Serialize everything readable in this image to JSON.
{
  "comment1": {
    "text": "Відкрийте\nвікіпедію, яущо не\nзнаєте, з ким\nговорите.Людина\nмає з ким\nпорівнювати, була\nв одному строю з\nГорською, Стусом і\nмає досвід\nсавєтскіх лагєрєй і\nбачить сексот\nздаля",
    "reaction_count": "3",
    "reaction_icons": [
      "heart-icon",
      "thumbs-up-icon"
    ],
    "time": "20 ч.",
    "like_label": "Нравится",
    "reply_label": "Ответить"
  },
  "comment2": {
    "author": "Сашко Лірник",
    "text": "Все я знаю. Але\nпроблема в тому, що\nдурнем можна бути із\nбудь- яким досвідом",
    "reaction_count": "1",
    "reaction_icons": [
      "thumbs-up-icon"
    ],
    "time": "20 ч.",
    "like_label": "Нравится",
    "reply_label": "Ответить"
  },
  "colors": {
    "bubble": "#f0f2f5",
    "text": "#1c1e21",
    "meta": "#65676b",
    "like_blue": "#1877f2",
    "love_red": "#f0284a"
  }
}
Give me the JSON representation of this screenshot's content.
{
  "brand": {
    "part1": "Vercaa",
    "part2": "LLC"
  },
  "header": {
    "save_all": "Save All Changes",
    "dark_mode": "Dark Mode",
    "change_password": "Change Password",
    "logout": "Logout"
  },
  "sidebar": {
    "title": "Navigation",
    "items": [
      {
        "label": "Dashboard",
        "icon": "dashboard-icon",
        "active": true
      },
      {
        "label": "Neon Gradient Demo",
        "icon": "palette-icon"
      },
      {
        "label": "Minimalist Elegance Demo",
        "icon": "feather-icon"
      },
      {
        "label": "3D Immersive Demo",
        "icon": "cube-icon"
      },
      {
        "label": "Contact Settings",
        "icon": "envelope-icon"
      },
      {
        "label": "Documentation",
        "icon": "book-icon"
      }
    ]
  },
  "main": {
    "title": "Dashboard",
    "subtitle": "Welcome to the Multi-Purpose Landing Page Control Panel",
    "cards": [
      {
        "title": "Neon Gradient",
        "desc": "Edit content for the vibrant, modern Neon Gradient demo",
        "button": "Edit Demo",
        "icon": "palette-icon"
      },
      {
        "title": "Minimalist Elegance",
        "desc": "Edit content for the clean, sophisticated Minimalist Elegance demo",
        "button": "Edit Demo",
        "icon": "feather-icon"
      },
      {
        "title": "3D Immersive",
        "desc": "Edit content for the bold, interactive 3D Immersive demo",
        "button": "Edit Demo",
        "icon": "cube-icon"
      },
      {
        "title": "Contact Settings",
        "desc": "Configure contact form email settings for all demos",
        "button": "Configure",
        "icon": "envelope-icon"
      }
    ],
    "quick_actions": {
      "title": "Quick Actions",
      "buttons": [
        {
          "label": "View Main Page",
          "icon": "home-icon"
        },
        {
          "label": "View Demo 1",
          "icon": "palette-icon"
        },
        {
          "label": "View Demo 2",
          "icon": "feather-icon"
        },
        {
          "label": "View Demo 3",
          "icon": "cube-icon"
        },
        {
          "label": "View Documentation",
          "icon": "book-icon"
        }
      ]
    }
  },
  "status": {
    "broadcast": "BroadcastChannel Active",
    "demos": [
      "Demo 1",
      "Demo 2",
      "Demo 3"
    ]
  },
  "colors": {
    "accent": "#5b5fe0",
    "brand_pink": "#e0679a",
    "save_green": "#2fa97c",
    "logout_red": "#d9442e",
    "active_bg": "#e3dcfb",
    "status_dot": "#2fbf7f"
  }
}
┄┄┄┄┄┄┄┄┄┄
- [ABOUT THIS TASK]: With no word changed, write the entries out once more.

- [ANSWER TO THIS TASK]:
Serialize everything readable in this image to JSON.
{
  "comment1": {
    "text": "Відкрийте\nвікіпедію, яущо не\nзнаєте, з ким\nговорите.Людина\nмає з ким\nпорівнювати, була\nв одному строю з\nГорською, Стусом і\nмає досвід\nсавєтскіх лагєрєй і\nбачить сексот\nздаля",
    "reaction_count": "3",
    "reaction_icons": [
      "heart-icon",
      "thumbs-up-icon"
    ],
    "time": "20 ч.",
    "like_label": "Нравится",
    "reply_label": "Ответить"
  },
  "comment2": {
    "author": "Сашко Лірник",
    "text": "Все я знаю. Але\nпроблема в тому, що\nдурнем можна бути із\nбудь- яким досвідом",
    "reaction_count": "1",
    "reaction_icons": [
      "thumbs-up-icon"
    ],
    "time": "20 ч.",
    "like_label": "Нравится",
    "reply_label": "Ответить"
  },
  "colors": {
    "bubble": "#f0f2f5",
    "text": "#1c1e21",
    "meta": "#65676b",
    "like_blue": "#1877f2",
    "love_red": "#f0284a"
  }
}
Give me the JSON representation of this screenshot's content.
{
  "brand": {
    "part1": "Vercaa",
    "part2": "LLC"
  },
  "header": {
    "save_all": "Save All Changes",
    "dark_mode": "Dark Mode",
    "change_password": "Change Password",
    "logout": "Logout"
  },
  "sidebar": {
    "title": "Navigation",
    "items": [
      {
        "label": "Dashboard",
        "icon": "dashboard-icon",
        "active": true
      },
      {
        "label": "Neon Gradient Demo",
        "icon": "palette-icon"
      },
      {
        "label": "Minimalist Elegance Demo",
        "icon": "feather-icon"
      },
      {
        "label": "3D Immersive Demo",
        "icon": "cube-icon"
      },
      {
        "label": "Contact Settings",
        "icon": "envelope-icon"
      },
      {
        "label": "Documentation",
        "icon": "book-icon"
      }
    ]
  },
  "main": {
    "title": "Dashboard",
    "subtitle": "Welcome to the Multi-Purpose Landing Page Control Panel",
    "cards": [
      {
        "title": "Neon Gradient",
        "desc": "Edit content for the vibrant, modern Neon Gradient demo",
        "button": "Edit Demo",
        "icon": "palette-icon"
      },
      {
        "title": "Minimalist Elegance",
        "desc": "Edit content for the clean, sophisticated Minimalist Elegance demo",
        "button": "Edit Demo",
        "icon": "feather-icon"
      },
      {
        "title": "3D Immersive",
        "desc": "Edit content for the bold, interactive 3D Immersive demo",
        "button": "Edit Demo",
        "icon": "cube-icon"
      },
      {
        "title": "Contact Settings",
        "desc": "Configure contact form email settings for all demos",
        "button": "Configure",
        "icon": "envelope-icon"
      }
    ],
    "quick_actions": {
      "title": "Quick Actions",
      "buttons": [
        {
          "label": "View Main Page",
          "icon": "home-icon"
        },
        {
          "label": "View Demo 1",
          "icon": "palette-icon"
        },
        {
          "label": "View Demo 2",
          "icon": "feather-icon"
        },
        {
          "label": "View Demo 3",
          "icon": "cube-icon"
        },
        {
          "label": "View Documentation",
          "icon": "book-icon"
        }
      ]
    }
  },
  "status": {
    "broadcast": "BroadcastChannel Active",
    "demos": [
      "Demo 1",
      "Demo 2",
      "Demo 3"
    ]
  },
  "colors": {
    "accent": "#5b5fe0",
    "brand_pink": "#e0679a",
    "save_green": "#2fa97c",
    "logout_red": "#d9442e",
    "active_bg": "#e3dcfb",
    "status_dot": "#2fbf7f"
  }
}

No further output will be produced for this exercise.